Do you remember these chairs? The bright red tabouret chairs I bought after Thanksgiving? I know I told you they'd end up outside, but things move slowly sometimes around here, and so they're still inside.
They will go outside. Eventually.
But, the instructions that came with the chairs very clearly stated that they are not intended for outdoor use.
Ha. We'll see about that.
We live at high elevation (around 6500 feet, I think) and the sun here is intense. To keep it from fading the bright red paint on our chairs, I decided I should make some slipcovers to protect them.
Luckily, these chairs stack easily, as many as four high. I've got eight chairs so I only need two covers to protect them. The chairs won't be covered all the time, but probably from November through April all eight of them will wear their covers, and during the summer I imagine that at least four of them will be covered most of the time since we won't be hosting parties every night of the week.
At least that's not the plan.
To keep the chairs covered, I headed to Lowe's and bought a 12ft x 9ft canvas drop cloth. It was bigger than I needed, but it was a better value than the small drop cloths. I know I'll use the leftover fabric to make covers for the backyard furniture I'll be building (like maybe a table to go with these chairs?) but using a cloth this big was a bit unwieldy. I think next time I'll sacrifice a few bucks and buy a couple of smaller cloths.
Also, I bought the heaviest cloth (10oz) in order to get the best protection from the elements.
Would a fabric made for outdoor use probably hold up longer? Like Sunbrella fabric, with UV protection built in? Yeah, probably. But have you looked at the prices on it?
The drop cloth I bought cost about $27. For that much Sunbrella fabric I'd probably have spent a good $100. So drop cloth it was.
The first thing I did was wash the drop cloth in hot water to maximize shrinkage. Once it was good and dry, I draped it over my stack of chairs and started pinning.
It took a bit of trial and error to get the pinning right. That might be because my only experience with slipcovers comes from watching Trading Spaces (faithfully) about ten years ago. But I think all that time I put in with Hildy and Laurie and Paige must have paid off, because for a first try these covers actually came out okay.
Meaning, they fit. And probably won't blow away when the wind kicks up. I'll count that as success.

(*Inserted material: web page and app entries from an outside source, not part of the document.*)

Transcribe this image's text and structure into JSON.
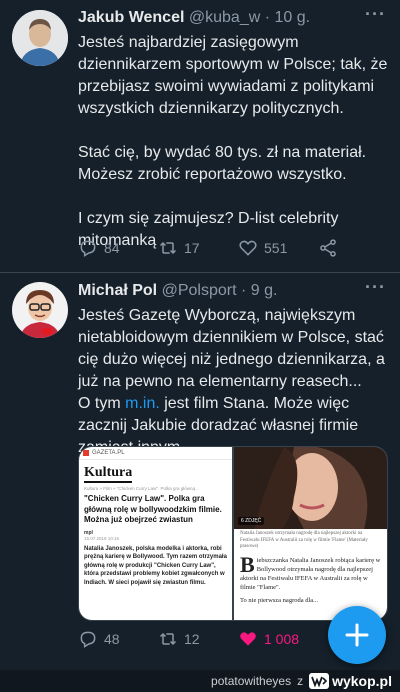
{
  "tweet1": {
    "name": "Jakub Wencel",
    "meta": "@kuba_w · 10 g.",
    "text": "Jesteś najbardziej zasięgowym dziennikarzem sportowym w Polsce; tak, że przebijasz swoimi wywiadami z politykami wszystkich dziennikarzy politycznych.\n\nStać cię, by wydać 80 tys. zł na materiał. Możesz zrobić reportażowo wszystko.\n\nI czym się zajmujesz? D-list celebrity mitomanką",
    "replies": "84",
    "retweets": "17",
    "likes": "551"
  },
  "tweet2": {
    "name": "Michał Pol",
    "meta": "@Polsport · 9 g.",
    "text_part1": "Jesteś Gazetę Wyborczą, największym nietabloidowym dziennikiem w Polsce, stać cię dużo więcej niż jednego dziennikarza, a już na pewno na elementarny reasech...\nO tym ",
    "link": "m.in.",
    "text_part2": " jest film Stana. Może więc zacznij Jakubie doradzać własnej firmie zamiast innym",
    "replies": "48",
    "retweets": "12",
    "likes": "1 008",
    "like_color": "#f91880",
    "media": {
      "left": {
        "site": "GAZETA.PL",
        "section": "Kultura",
        "crumb": "Kultura » Film » \"Chicken Curry Law\". Polka gra główną...",
        "headline": "\"Chicken Curry Law\". Polka gra główną rolę w bollywoodzkim filmie. Można już obejrzeć zwiastun",
        "author": "mpl",
        "date": "15.07.2019 10:15",
        "lead": "Natalia Janoszek, polska modelka i aktorka, robi prężną karierę w Bollywood. Tym razem otrzymała główną rolę w produkcji \"Chicken Curry Law\", która przedstawi problemy kobiet zgwałconych w Indiach. W sieci pojawił się zwiastun filmu."
      },
      "right": {
        "photo_label": "6 ZDJĘĆ",
        "caption": "Natalia Janoszek otrzymała nagrodę dla najlepszej aktorki na Festiwalu IFEFA w Australii za rolę w filmie 'Flame' (Materiały prasowe)",
        "dropcap": "B",
        "article": "iebszczanka Natalia Janoszek robiąca karierę w Bollywood otrzymała nagrodę dla najlepszej aktorki na Festiwalu IFEFA w Australii za rolę w filmie \"Flame\".",
        "more": "To nie pierwsza nagroda dla..."
      }
    }
  },
  "footer": {
    "user": "potatowitheyes",
    "sep": "z",
    "brand": "wykop.pl"
  },
  "colors": {
    "background": "#15202b",
    "accent": "#1d9bf0",
    "muted": "#8b98a5"
  }
}
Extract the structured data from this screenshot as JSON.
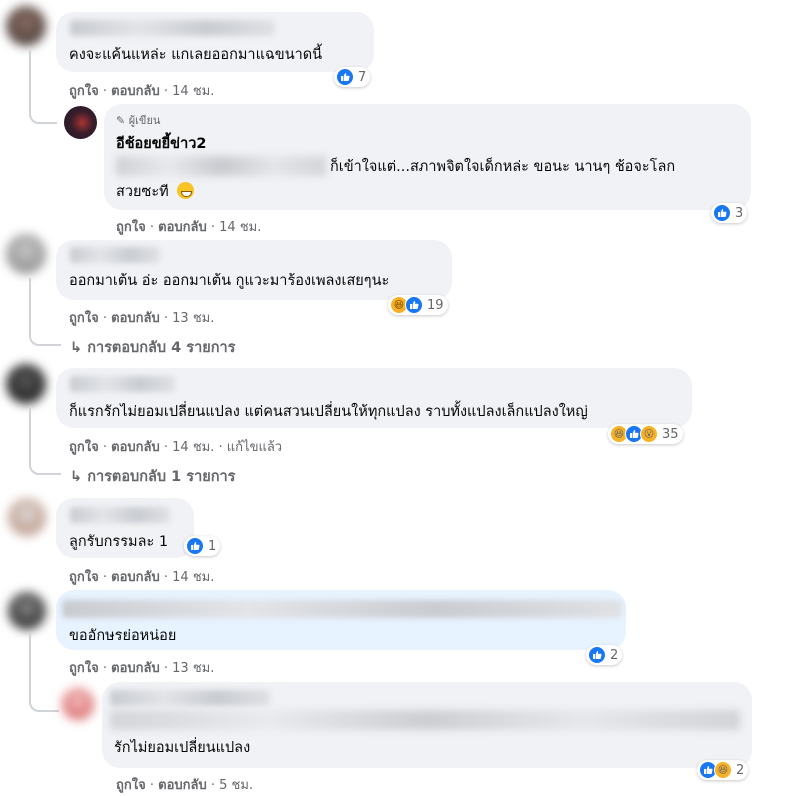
{
  "comments": [
    {
      "text": "คงจะแค้นแหล่ะ แกเลยออกมาแฉขนาดนี้",
      "like": "ถูกใจ",
      "reply": "ตอบกลับ",
      "time": "14 ชม.",
      "reactions": "7"
    },
    {
      "badge": "ผู้เขียน",
      "name": "อีช้อยขยี้ข่าว2",
      "line1_end": "ก็เข้าใจแต่...สภาพจิตใจเด็กหล่ะ ขอนะ นานๆ ช้อจะโลก",
      "line2": "สวยซะที",
      "like": "ถูกใจ",
      "reply": "ตอบกลับ",
      "time": "14 ชม.",
      "reactions": "3"
    },
    {
      "text": "ออกมาเต้น อ่ะ ออกมาเต้น กูแวะมาร้องเพลงเสยๆนะ",
      "like": "ถูกใจ",
      "reply": "ตอบกลับ",
      "time": "13 ชม.",
      "reactions": "19",
      "replies": "การตอบกลับ 4 รายการ"
    },
    {
      "text": "ก็แรกรักไม่ยอมเปลี่ยนแปลง แต่คนสวนเปลี่ยนให้ทุกแปลง ราบทั้งแปลงเล็กแปลงใหญ่",
      "like": "ถูกใจ",
      "reply": "ตอบกลับ",
      "time": "14 ชม.",
      "edited": "แก้ไขแล้ว",
      "reactions": "35",
      "replies": "การตอบกลับ 1 รายการ"
    },
    {
      "text": "ลูกรับกรรมละ 1",
      "like": "ถูกใจ",
      "reply": "ตอบกลับ",
      "time": "14 ชม.",
      "reactions": "1"
    },
    {
      "text": "ขออักษรย่อหน่อย",
      "like": "ถูกใจ",
      "reply": "ตอบกลับ",
      "time": "13 ชม.",
      "reactions": "2"
    },
    {
      "text": "รักไม่ยอมเปลี่ยนแปลง",
      "like": "ถูกใจ",
      "reply": "ตอบกลับ",
      "time": "5 ชม.",
      "reactions": "2"
    }
  ],
  "separator": "·",
  "icons": {
    "like": "thumbs-up-icon",
    "haha": "laughing-face-icon",
    "wow": "surprised-face-icon",
    "grin": "grinning-emoji",
    "reply_arrow": "reply-arrow-icon",
    "pencil": "pencil-icon"
  },
  "colors": {
    "like": "#1877f2",
    "haha": "#f7b125",
    "bubble": "#f0f2f5",
    "meta": "#65676b"
  }
}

I pinned the sides first using the factory edges of the drop cloths, then I pinned the tops. Once I was happy with the shape, I trimmed off the excess and then sewed up the seams. After that, I put the slipcovers on inside out and folded up the hem.
I pressed the crease for the hem before trimming off the excess fabric and turning the hem under (this is how my mom taught me to hem curtains and it works like a charm). I actually only had to hem the back of the cover -- when I pinned it all together, I used the factory hem for the front, making sure it was parallel (or almost parallel) to the floor as I pinned.
Once the hem was stitched, I pressed out a couple of seams. (Not all of them because, really? It's going to sit outside in the snow.) Then I flipped the cover right side out, and tried it on the chairs.
Much to my surprise, it fit! Those of you who follow me on Facebook already know this, though...I couldn't help but post a status update about rocking my first slipcover. I'm not even sure you can call it a slipcover, actually.
This stack of chairs is now sitting out on our new (unusable because it's too dang cold) patio. I'm so looking forward to
psst...for more about our backyard redo, check out these posts.